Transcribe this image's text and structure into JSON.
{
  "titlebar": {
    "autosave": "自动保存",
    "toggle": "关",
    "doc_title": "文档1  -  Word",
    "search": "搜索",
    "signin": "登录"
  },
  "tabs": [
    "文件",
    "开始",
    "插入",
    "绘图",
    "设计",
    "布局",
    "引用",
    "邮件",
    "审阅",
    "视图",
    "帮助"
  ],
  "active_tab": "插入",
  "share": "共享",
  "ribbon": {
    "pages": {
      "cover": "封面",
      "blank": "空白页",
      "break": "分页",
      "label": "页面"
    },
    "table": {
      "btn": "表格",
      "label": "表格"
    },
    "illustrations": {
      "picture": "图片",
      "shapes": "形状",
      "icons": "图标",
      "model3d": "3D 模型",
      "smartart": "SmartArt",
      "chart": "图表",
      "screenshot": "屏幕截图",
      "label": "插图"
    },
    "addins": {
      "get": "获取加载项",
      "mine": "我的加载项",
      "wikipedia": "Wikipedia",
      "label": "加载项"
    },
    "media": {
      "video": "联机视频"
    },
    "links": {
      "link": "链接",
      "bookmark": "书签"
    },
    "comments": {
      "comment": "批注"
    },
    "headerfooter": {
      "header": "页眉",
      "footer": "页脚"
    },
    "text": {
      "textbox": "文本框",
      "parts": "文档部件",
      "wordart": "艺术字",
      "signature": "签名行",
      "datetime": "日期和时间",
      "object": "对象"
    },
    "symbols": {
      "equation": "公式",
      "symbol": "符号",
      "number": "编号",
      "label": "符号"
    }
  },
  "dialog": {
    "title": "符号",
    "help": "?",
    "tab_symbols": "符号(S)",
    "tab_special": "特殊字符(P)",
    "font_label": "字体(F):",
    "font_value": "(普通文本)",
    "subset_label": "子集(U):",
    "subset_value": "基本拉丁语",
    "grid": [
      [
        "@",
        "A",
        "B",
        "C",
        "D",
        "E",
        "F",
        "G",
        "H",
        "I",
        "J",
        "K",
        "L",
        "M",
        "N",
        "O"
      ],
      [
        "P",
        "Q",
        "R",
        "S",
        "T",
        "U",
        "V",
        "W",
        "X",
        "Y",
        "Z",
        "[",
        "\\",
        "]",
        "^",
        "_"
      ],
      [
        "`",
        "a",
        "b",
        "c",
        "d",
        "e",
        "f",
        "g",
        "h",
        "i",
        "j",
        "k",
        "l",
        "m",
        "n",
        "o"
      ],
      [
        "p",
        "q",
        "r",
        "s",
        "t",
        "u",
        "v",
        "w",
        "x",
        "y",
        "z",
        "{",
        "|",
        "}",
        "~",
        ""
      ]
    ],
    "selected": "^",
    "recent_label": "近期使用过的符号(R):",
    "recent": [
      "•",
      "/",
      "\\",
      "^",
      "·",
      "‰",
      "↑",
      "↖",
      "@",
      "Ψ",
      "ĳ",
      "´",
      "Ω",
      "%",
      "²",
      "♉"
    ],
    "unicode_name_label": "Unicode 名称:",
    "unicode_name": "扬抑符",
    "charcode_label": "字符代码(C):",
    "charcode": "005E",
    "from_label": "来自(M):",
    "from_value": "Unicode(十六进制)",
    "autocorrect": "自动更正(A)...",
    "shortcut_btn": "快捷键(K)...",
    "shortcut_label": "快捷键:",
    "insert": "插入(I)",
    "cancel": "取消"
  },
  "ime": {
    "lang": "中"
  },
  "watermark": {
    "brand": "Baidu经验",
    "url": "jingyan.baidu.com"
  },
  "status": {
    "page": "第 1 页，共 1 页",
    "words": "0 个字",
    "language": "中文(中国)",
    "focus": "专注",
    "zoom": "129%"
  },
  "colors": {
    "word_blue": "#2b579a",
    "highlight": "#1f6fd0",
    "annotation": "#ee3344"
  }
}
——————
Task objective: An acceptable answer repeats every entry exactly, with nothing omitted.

Written answer:
Transcribe this image's text and structure into JSON.
{
  "titlebar": {
    "autosave": "自动保存",
    "toggle": "关",
    "doc_title": "文档1  -  Word",
    "search": "搜索",
    "signin": "登录"
  },
  "tabs": [
    "文件",
    "开始",
    "插入",
    "绘图",
    "设计",
    "布局",
    "引用",
    "邮件",
    "审阅",
    "视图",
    "帮助"
  ],
  "active_tab": "插入",
  "share": "共享",
  "ribbon": {
    "pages": {
      "cover": "封面",
      "blank": "空白页",
      "break": "分页",
      "label": "页面"
    },
    "table": {
      "btn": "表格",
      "label": "表格"
    },
    "illustrations": {
      "picture": "图片",
      "shapes": "形状",
      "icons": "图标",
      "model3d": "3D 模型",
      "smartart": "SmartArt",
      "chart": "图表",
      "screenshot": "屏幕截图",
      "label": "插图"
    },
    "addins": {
      "get": "获取加载项",
      "mine": "我的加载项",
      "wikipedia": "Wikipedia",
      "label": "加载项"
    },
    "media": {
      "video": "联机视频"
    },
    "links": {
      "link": "链接",
      "bookmark": "书签"
    },
    "comments": {
      "comment": "批注"
    },
    "headerfooter": {
      "header": "页眉",
      "footer": "页脚"
    },
    "text": {
      "textbox": "文本框",
      "parts": "文档部件",
      "wordart": "艺术字",
      "signature": "签名行",
      "datetime": "日期和时间",
      "object": "对象"
    },
    "symbols": {
      "equation": "公式",
      "symbol": "符号",
      "number": "编号",
      "label": "符号"
    }
  },
  "dialog": {
    "title": "符号",
    "help": "?",
    "tab_symbols": "符号(S)",
    "tab_special": "特殊字符(P)",
    "font_label": "字体(F):",
    "font_value": "(普通文本)",
    "subset_label": "子集(U):",
    "subset_value": "基本拉丁语",
    "grid": [
      [
        "@",
        "A",
        "B",
        "C",
        "D",
        "E",
        "F",
        "G",
        "H",
        "I",
        "J",
        "K",
        "L",
        "M",
        "N",
        "O"
      ],
      [
        "P",
        "Q",
        "R",
        "S",
        "T",
        "U",
        "V",
        "W",
        "X",
        "Y",
        "Z",
        "[",
        "\\",
        "]",
        "^",
        "_"
      ],
      [
        "`",
        "a",
        "b",
        "c",
        "d",
        "e",
        "f",
        "g",
        "h",
        "i",
        "j",
        "k",
        "l",
        "m",
        "n",
        "o"
      ],
      [
        "p",
        "q",
        "r",
        "s",
        "t",
        "u",
        "v",
        "w",
        "x",
        "y",
        "z",
        "{",
        "|",
        "}",
        "~",
        ""
      ]
    ],
    "selected": "^",
    "recent_label": "近期使用过的符号(R):",
    "recent": [
      "•",
      "/",
      "\\",
      "^",
      "·",
      "‰",
      "↑",
      "↖",
      "@",
      "Ψ",
      "ĳ",
      "´",
      "Ω",
      "%",
      "²",
      "♉"
    ],
    "unicode_name_label": "Unicode 名称:",
    "unicode_name": "扬抑符",
    "charcode_label": "字符代码(C):",
    "charcode": "005E",
    "from_label": "来自(M):",
    "from_value": "Unicode(十六进制)",
    "autocorrect": "自动更正(A)...",
    "shortcut_btn": "快捷键(K)...",
    "shortcut_label": "快捷键:",
    "insert": "插入(I)",
    "cancel": "取消"
  },
  "ime": {
    "lang": "中"
  },
  "watermark": {
    "brand": "Baidu经验",
    "url": "jingyan.baidu.com"
  },
  "status": {
    "page": "第 1 页，共 1 页",
    "words": "0 个字",
    "language": "中文(中国)",
    "focus": "专注",
    "zoom": "129%"
  },
  "colors": {
    "word_blue": "#2b579a",
    "highlight": "#1f6fd0",
    "annotation": "#ee3344"
  }
}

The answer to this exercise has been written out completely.